On the top of the story pole sits Golden Eagle, below him are his squabbling wives, Black Bear and Giant Woman. Below them are two black whales. They represent one legend of how the Pacific Northwest was created:
Long ago, before people came to the Pacific Northwest, lived the creators of the world, Golden Eagle, Black Bear, and Giant Woman. Black Bear and Giant Woman were the wives of Golden Eagle and were very jealous of each other. In one of their arguments and battles, they created the shape of the world. When Giant Woman chased Golden Eagle, he dragged his claws through the earth and formed the mountains. After a great flood, two black whales were trapped in a lake on Mount Takopid or Mount Rainier. The whales were lonely and missed their people. They swam right through the mountain, plowing their way to the Puget Sound. The channel they dug became the Puyallup River.
There were a handful of carvers who worked day and night on our story pole for six months. They were lead by a young carver named, Shaun Peterson. At the time our story pole was carved, Shaun was only 21 years old and selected by a panel of elders to uncover a lost carving tradition. Since that time Peterson has grown into his role as a leading artist building on the traditions of his Puyallup/Tulalip heritage. He is an enrolled member of the Puyallup Tribe and at the time of carving the pole, he was also an employee working in the Culture department. Today Shaun serves on the advisory board of the Bill Holm Research Center of Northwest Coast Native Art and speaks at universities throughout the region about Puget Sound native art and culture. He continues to work closely with his Puyallup tribal community in arts and administration.

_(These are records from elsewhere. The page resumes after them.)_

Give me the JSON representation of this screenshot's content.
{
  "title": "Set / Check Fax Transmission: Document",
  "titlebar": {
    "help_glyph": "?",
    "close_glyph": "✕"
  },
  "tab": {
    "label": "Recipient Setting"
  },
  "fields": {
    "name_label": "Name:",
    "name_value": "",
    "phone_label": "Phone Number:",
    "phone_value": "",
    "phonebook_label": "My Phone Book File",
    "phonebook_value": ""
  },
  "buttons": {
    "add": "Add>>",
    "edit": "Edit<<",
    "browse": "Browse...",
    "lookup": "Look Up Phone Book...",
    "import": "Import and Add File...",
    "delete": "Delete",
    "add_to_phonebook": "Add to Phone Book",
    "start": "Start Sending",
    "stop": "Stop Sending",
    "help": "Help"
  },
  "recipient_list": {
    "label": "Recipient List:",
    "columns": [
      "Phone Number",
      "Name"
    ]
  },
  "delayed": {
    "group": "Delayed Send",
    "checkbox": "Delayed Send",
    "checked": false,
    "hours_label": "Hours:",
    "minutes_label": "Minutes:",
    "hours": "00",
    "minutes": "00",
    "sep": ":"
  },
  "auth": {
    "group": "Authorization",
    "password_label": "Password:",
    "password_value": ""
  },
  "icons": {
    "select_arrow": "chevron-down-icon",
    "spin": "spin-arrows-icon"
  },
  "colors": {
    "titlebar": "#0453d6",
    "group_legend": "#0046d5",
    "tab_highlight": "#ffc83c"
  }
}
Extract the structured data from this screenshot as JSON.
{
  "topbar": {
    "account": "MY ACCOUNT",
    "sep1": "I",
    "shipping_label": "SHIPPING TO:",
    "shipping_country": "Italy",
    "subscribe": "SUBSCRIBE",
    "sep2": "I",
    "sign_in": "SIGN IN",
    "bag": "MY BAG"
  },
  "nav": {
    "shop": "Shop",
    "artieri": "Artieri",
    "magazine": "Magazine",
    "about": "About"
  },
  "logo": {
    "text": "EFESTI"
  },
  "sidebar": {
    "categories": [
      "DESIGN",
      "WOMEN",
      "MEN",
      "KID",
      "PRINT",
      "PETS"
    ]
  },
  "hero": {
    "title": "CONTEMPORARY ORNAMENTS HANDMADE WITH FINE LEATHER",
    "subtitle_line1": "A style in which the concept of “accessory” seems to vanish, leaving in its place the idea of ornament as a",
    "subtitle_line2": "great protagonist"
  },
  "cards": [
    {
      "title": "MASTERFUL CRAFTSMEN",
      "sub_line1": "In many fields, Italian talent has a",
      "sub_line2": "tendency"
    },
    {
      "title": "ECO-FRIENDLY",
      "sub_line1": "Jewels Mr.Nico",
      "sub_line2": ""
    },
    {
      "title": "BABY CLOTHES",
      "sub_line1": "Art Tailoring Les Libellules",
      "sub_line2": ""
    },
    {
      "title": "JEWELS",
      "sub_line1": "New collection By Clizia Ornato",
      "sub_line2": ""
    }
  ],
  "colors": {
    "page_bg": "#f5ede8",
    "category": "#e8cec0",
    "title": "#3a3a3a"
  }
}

Throughout our school, you will see many wall mural designs that Shaun has designed and help paint. His designs are also found in many tribal publications and on our computers, as graphics. He credits some of his carving abilities to the guidance he received from master carvers Steve Brown and Greg Colfax, but it was also Shaun's own drive to learn that made his carving abilities what they are today. Shaun promotes the lost arts of the Puyallup Tribe in his creations. Although many people think that the arts of the Puyallup Tribe is gone, he is determined to preserve and learn everything he can about the old traditional designs of the Puget Sound Indians.